The Cleveland Buckeyes Begin
       Prior to the Buckeyes arrival in Cleveland, the city had other Negro League teams but none lasted very long.
The Negro National League (NNL) organized in 1920. Records show that the Cleveland Tate Stars were in the NNL
in 1922, the Cleveland Browns in 1924, the Cleveland Elites in 1926, the Cleveland Hornets in 1927,
the Cleveland Tigers in 1928,  the Cleveland Cubs in 1931, the Cleveland Stars in 1932, the Cleveland Giants 
in 1933 and the Cleveland Red Sox in 1934. Recently, I visited the Negro Southern League Museum in Birmingham, 
Alabama.  On display there was a pennant from the 1928 Cleveland Tigers. 
       The Negro American League (NAL) formed in 1937 and the Cleveland Bears played in the NAL in 1939 and 1940. 
The Bears were originally the Jacksonville Red Caps franchise that moved to Cleveland after one year, 1938, 
in Jacksonville.  The Bears would return to Jacksonville in 1941 and play that season and 1942 there.  
As I mentioned, most of these teams didn't last very long, in fact, the 1933 Giants team played only one league game. 
        That changed in 1941.
        According to the February 14, 1942 Call & Post, a meeting took place at Wilbur Hayes' shoe shine parlor on
Central Avenue and East 49th when he met with Ernest Wright, of Erie, Pennsylvania.
       Ernest Wright owned the Pope Hotel which also was 
a showplace for many black enterainers during an era 
when many northern cities, including Erie, were 
       Almost every great African American entertainer
during that era appeared at the Pope Hotel.

	Ernest Wright needed baseball players to start the
Buckeyes.  He purchased one-half interest in the 
financially struggling St. Louis Stars.  The St. Louis
Stars joined the Negro American League in 1939 but 
started playing some of their games in New Orleans in
the 1940 and 1941 seasons due to those financial issues. 
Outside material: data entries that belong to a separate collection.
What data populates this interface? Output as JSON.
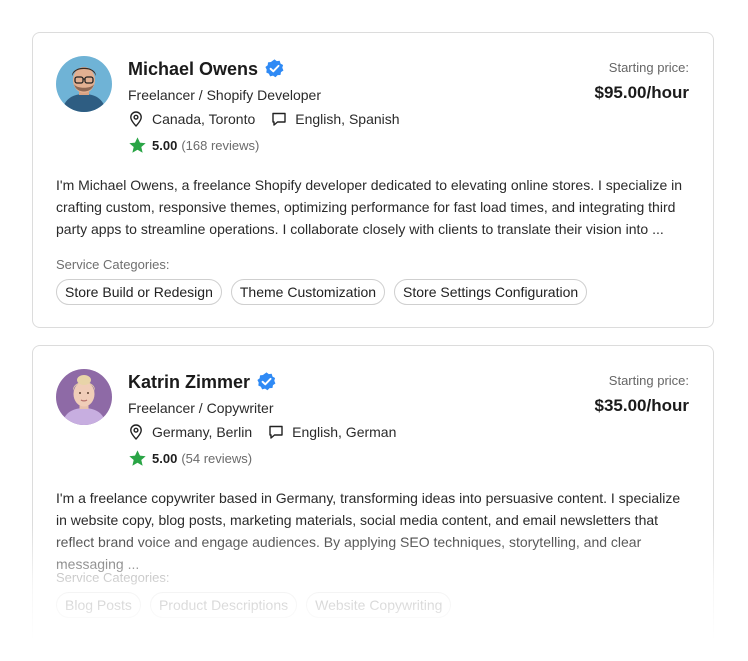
{
  "colors": {
    "accent_blue": "#2f8af5",
    "star_green": "#2aa546",
    "border": "#dcdcdc"
  },
  "freelancers": [
    {
      "name": "Michael Owens",
      "role": "Freelancer / Shopify Developer",
      "location": "Canada, Toronto",
      "languages": "English, Spanish",
      "rating": "5.00",
      "reviews": "(168 reviews)",
      "price_label": "Starting price:",
      "price": "$95.00/hour",
      "description": "I'm Michael Owens, a freelance Shopify developer dedicated to elevating online stores. I specialize in crafting custom, responsive themes, optimizing performance for fast load times, and integrating third party apps to streamline operations. I collaborate closely with clients to translate their vision into ...",
      "categories_label": "Service Categories:",
      "categories": [
        "Store Build or Redesign",
        "Theme Customization",
        "Store Settings Configuration"
      ],
      "icons": {
        "verified": "verified-badge-icon",
        "location": "map-pin-icon",
        "language": "chat-bubble-icon",
        "rating": "star-icon"
      }
    },
    {
      "name": "Katrin Zimmer",
      "role": "Freelancer / Copywriter",
      "location": "Germany, Berlin",
      "languages": "English, German",
      "rating": "5.00",
      "reviews": "(54 reviews)",
      "price_label": "Starting price:",
      "price": "$35.00/hour",
      "description": "I'm a freelance copywriter based in Germany, transforming ideas into persuasive content. I specialize in website copy, blog posts, marketing materials, social media content, and email newsletters that reflect brand voice and engage audiences. By applying SEO techniques, storytelling, and clear messaging ...",
      "categories_label": "Service Categories:",
      "categories": [
        "Blog Posts",
        "Product Descriptions",
        "Website Copywriting"
      ],
      "icons": {
        "verified": "verified-badge-icon",
        "location": "map-pin-icon",
        "language": "chat-bubble-icon",
        "rating": "star-icon"
      }
    }
  ]
}
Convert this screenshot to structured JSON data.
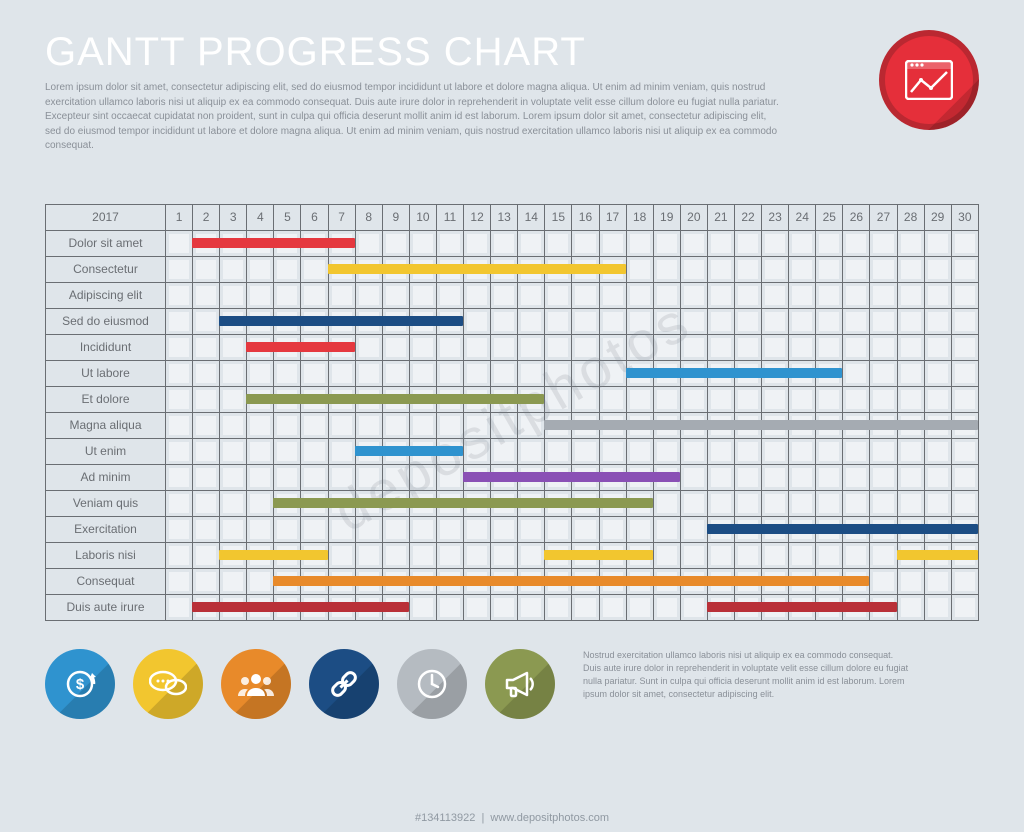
{
  "title": "GANTT PROGRESS CHART",
  "description": "Lorem ipsum dolor sit amet, consectetur adipiscing elit, sed do eiusmod tempor incididunt ut labore et dolore magna aliqua. Ut enim ad minim veniam, quis nostrud exercitation ullamco laboris nisi ut aliquip ex ea commodo consequat. Duis aute irure dolor in reprehenderit in voluptate velit esse cillum dolore eu fugiat nulla pariatur. Excepteur sint occaecat cupidatat non proident, sunt in culpa qui officia deserunt mollit anim id est laborum. Lorem ipsum dolor sit amet, consectetur adipiscing elit, sed do eiusmod tempor incididunt ut labore et dolore magna aliqua. Ut enim ad minim veniam, quis nostrud exercitation ullamco laboris nisi ut aliquip ex ea commodo consequat.",
  "footnote": "Nostrud exercitation ullamco laboris nisi ut aliquip ex ea commodo consequat. Duis aute irure dolor in reprehenderit in voluptate velit esse cillum dolore eu fugiat nulla pariatur. Sunt in culpa qui officia deserunt mollit anim id est laborum. Lorem ipsum dolor sit amet, consectetur adipiscing elit.",
  "watermark": "depositphotos",
  "credits_id": "#134113922",
  "credits_site": "www.depositphotos.com",
  "chart_data": {
    "type": "gantt",
    "year_label": "2017",
    "x": [
      1,
      2,
      3,
      4,
      5,
      6,
      7,
      8,
      9,
      10,
      11,
      12,
      13,
      14,
      15,
      16,
      17,
      18,
      19,
      20,
      21,
      22,
      23,
      24,
      25,
      26,
      27,
      28,
      29,
      30
    ],
    "tasks": [
      {
        "name": "Dolor sit amet",
        "bars": [
          {
            "start": 2,
            "end": 7,
            "color": "#e5383f"
          }
        ]
      },
      {
        "name": "Consectetur",
        "bars": [
          {
            "start": 7,
            "end": 17,
            "color": "#f2c62f"
          }
        ]
      },
      {
        "name": "Adipiscing elit",
        "bars": []
      },
      {
        "name": "Sed do eiusmod",
        "bars": [
          {
            "start": 3,
            "end": 11,
            "color": "#1c4d84"
          }
        ]
      },
      {
        "name": "Incididunt",
        "bars": [
          {
            "start": 4,
            "end": 7,
            "color": "#e5383f"
          }
        ]
      },
      {
        "name": "Ut labore",
        "bars": [
          {
            "start": 18,
            "end": 25,
            "color": "#2f93cf"
          }
        ]
      },
      {
        "name": "Et dolore",
        "bars": [
          {
            "start": 4,
            "end": 14,
            "color": "#8b9951"
          }
        ]
      },
      {
        "name": "Magna aliqua",
        "bars": [
          {
            "start": 15,
            "end": 30,
            "color": "#a5abb2"
          }
        ]
      },
      {
        "name": "Ut enim",
        "bars": [
          {
            "start": 8,
            "end": 11,
            "color": "#2f93cf"
          }
        ]
      },
      {
        "name": "Ad minim",
        "bars": [
          {
            "start": 12,
            "end": 19,
            "color": "#8a50b5"
          }
        ]
      },
      {
        "name": "Veniam quis",
        "bars": [
          {
            "start": 5,
            "end": 18,
            "color": "#8b9951"
          }
        ]
      },
      {
        "name": "Exercitation",
        "bars": [
          {
            "start": 21,
            "end": 30,
            "color": "#1c4d84"
          }
        ]
      },
      {
        "name": "Laboris nisi",
        "bars": [
          {
            "start": 3,
            "end": 6,
            "color": "#f2c62f"
          },
          {
            "start": 15,
            "end": 18,
            "color": "#f2c62f"
          },
          {
            "start": 28,
            "end": 30,
            "color": "#f2c62f"
          }
        ]
      },
      {
        "name": "Consequat",
        "bars": [
          {
            "start": 5,
            "end": 26,
            "color": "#e88a2a"
          }
        ]
      },
      {
        "name": "Duis aute irure",
        "bars": [
          {
            "start": 2,
            "end": 9,
            "color": "#b93038"
          },
          {
            "start": 21,
            "end": 27,
            "color": "#b93038"
          }
        ]
      }
    ]
  },
  "footer_icons": [
    {
      "name": "dollar-icon",
      "bg": "#2f93cf"
    },
    {
      "name": "chat-icon",
      "bg": "#f2c62f"
    },
    {
      "name": "users-icon",
      "bg": "#e88a2a"
    },
    {
      "name": "link-icon",
      "bg": "#1c4d84"
    },
    {
      "name": "clock-icon",
      "bg": "#b5bbc1"
    },
    {
      "name": "megaphone-icon",
      "bg": "#8b9951"
    }
  ]
}
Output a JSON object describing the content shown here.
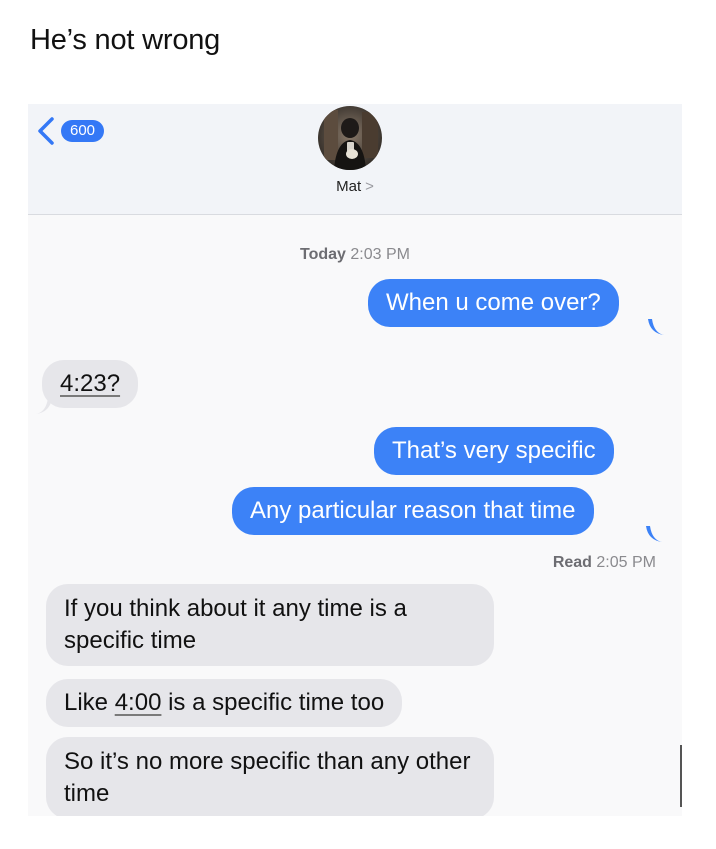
{
  "post": {
    "title": "He’s not wrong"
  },
  "header": {
    "back_badge": "600",
    "contact_name": "Mat",
    "contact_chevron": ">",
    "avatar_icon": "avatar-photo"
  },
  "thread": {
    "timestamp_day": "Today",
    "timestamp_time": "2:03 PM",
    "messages": [
      {
        "side": "out",
        "text": "When u come over?"
      },
      {
        "side": "in",
        "text": "4:23?"
      },
      {
        "side": "out",
        "text": "That’s very specific"
      },
      {
        "side": "out",
        "text": "Any particular reason that time"
      },
      {
        "side": "in",
        "text": "If you think about it any time is a specific time"
      },
      {
        "side": "in",
        "text_before": "Like ",
        "text_link": "4:00",
        "text_after": " is a specific time too"
      },
      {
        "side": "in",
        "text": "So it’s no more specific than any other time"
      }
    ],
    "read_label": "Read",
    "read_time": "2:05 PM"
  },
  "colors": {
    "outgoing_bubble": "#3c82f7",
    "incoming_bubble": "#e6e6ea",
    "badge": "#3478f6"
  }
}
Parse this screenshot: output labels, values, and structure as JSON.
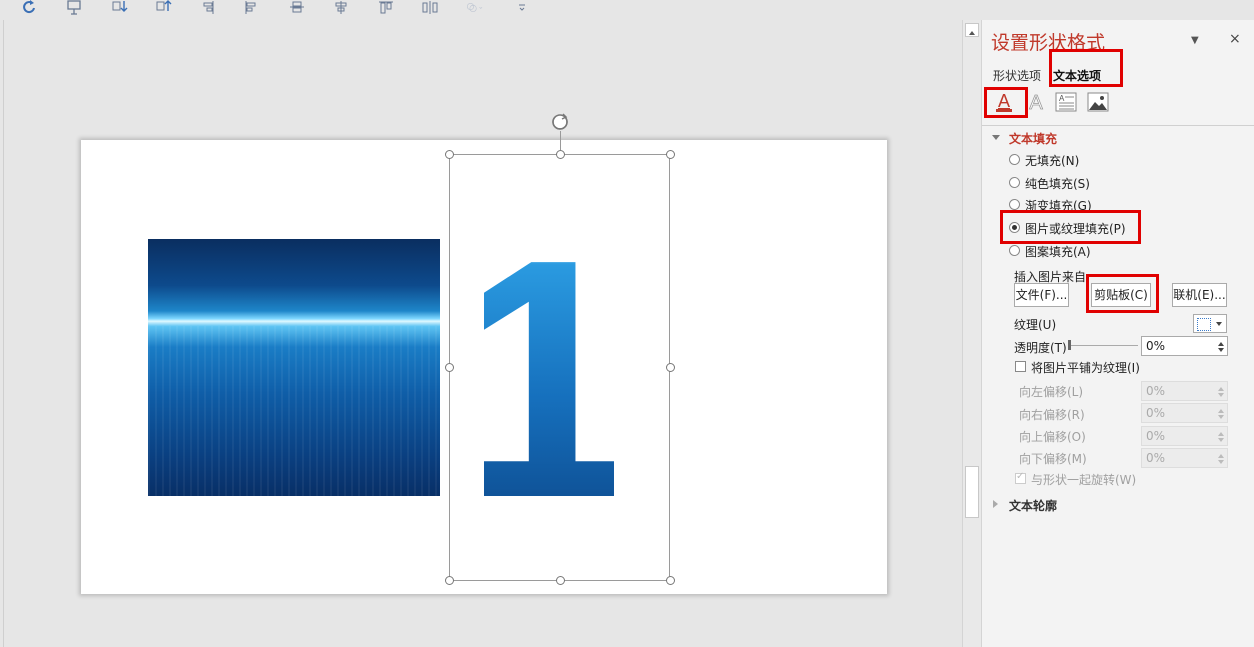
{
  "pane": {
    "title": "设置形状格式",
    "close_glyph": "×",
    "tabs": [
      "形状选项",
      "文本选项"
    ],
    "section_fill": "文本填充",
    "section_outline": "文本轮廓",
    "fill_options": [
      {
        "label": "无填充(N)",
        "selected": false
      },
      {
        "label": "纯色填充(S)",
        "selected": false
      },
      {
        "label": "渐变填充(G)",
        "selected": false
      },
      {
        "label": "图片或纹理填充(P)",
        "selected": true
      },
      {
        "label": "图案填充(A)",
        "selected": false
      }
    ],
    "insert_from_label": "插入图片来自",
    "buttons": {
      "file": "文件(F)...",
      "clipboard": "剪贴板(C)",
      "online": "联机(E)..."
    },
    "texture_label": "纹理(U)",
    "transparency_label": "透明度(T)",
    "transparency_value": "0%",
    "tile_label": "将图片平铺为纹理(I)",
    "offsets": [
      {
        "label": "向左偏移(L)",
        "value": "0%"
      },
      {
        "label": "向右偏移(R)",
        "value": "0%"
      },
      {
        "label": "向上偏移(O)",
        "value": "0%"
      },
      {
        "label": "向下偏移(M)",
        "value": "0%"
      }
    ],
    "rotate_label": "与形状一起旋转(W)"
  },
  "slide": {
    "big_text": "1",
    "photo_colors": [
      "#0a2e60",
      "#1e86c9",
      "#dff8ff",
      "#0f5ea8"
    ]
  },
  "colors": {
    "accent": "#c0392b",
    "highlight": "#e00000"
  }
}
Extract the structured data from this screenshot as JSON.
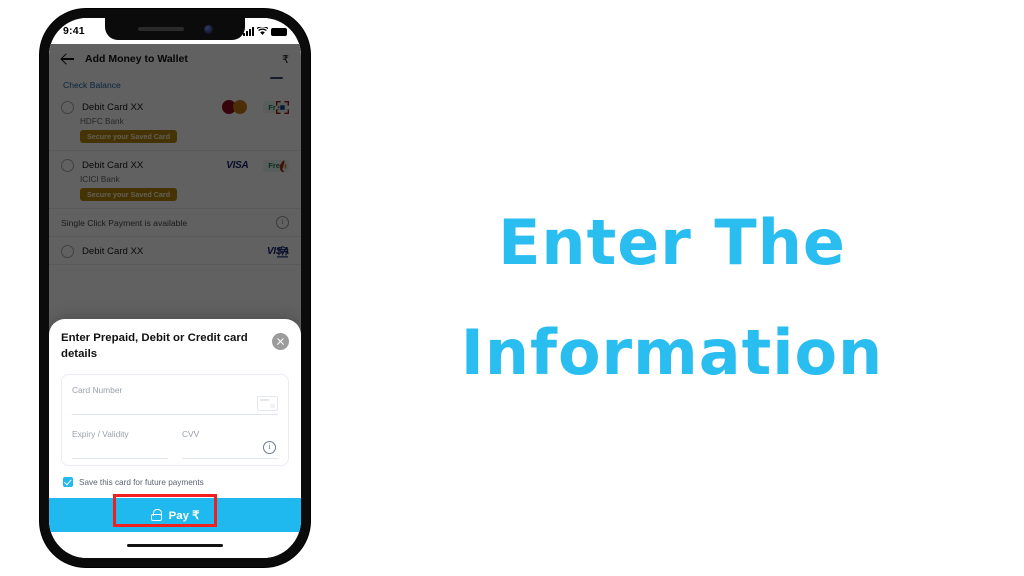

	During the 1941 season, Wright had some of the
Stars players come to Cleveland to play for a 
Cleveland semi-pro team, the Cleveland Giants, who
hosted the Indianapolis ABCs in an exhibition

        The ABCs had previously played in the Negro American
League.  The Giants won both games easily over the ABCs 
before 9,000 fans at League Park. Future Buckeyes player,
shortstop Johnny Lyles, would appear in that double-header.

    Return to Front Page